(Page and application data records)
Start of Block
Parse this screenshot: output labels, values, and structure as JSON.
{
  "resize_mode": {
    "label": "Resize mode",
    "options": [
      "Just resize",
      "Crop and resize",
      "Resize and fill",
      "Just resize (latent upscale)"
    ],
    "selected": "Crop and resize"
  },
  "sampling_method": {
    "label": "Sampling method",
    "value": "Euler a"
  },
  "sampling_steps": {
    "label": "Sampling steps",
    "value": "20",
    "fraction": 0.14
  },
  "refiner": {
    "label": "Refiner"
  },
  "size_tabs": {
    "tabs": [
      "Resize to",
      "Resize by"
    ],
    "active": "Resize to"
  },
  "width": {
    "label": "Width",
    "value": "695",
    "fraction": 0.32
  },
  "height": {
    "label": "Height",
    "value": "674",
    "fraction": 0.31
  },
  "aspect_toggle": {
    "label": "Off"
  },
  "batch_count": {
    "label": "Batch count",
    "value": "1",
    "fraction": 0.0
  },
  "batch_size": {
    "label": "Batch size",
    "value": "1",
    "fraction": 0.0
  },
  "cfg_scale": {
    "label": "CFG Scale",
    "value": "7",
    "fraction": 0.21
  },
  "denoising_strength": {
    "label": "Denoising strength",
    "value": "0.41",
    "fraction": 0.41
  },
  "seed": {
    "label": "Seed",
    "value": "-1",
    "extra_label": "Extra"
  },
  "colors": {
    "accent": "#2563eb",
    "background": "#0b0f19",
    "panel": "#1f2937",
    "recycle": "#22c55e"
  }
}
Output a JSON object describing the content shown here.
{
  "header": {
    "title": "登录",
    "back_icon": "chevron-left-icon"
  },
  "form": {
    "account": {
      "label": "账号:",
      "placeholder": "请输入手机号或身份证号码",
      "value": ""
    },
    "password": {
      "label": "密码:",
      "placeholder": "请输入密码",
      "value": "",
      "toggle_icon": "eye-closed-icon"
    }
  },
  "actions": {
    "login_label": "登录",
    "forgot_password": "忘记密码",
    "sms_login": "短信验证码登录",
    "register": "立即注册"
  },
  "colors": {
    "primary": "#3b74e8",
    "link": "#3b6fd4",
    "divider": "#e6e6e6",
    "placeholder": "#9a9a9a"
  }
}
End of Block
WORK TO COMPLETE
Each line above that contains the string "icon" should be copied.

COMPLETED TASK
    "back_icon": "chevron-left-icon"
      "toggle_icon": "eye-closed-icon"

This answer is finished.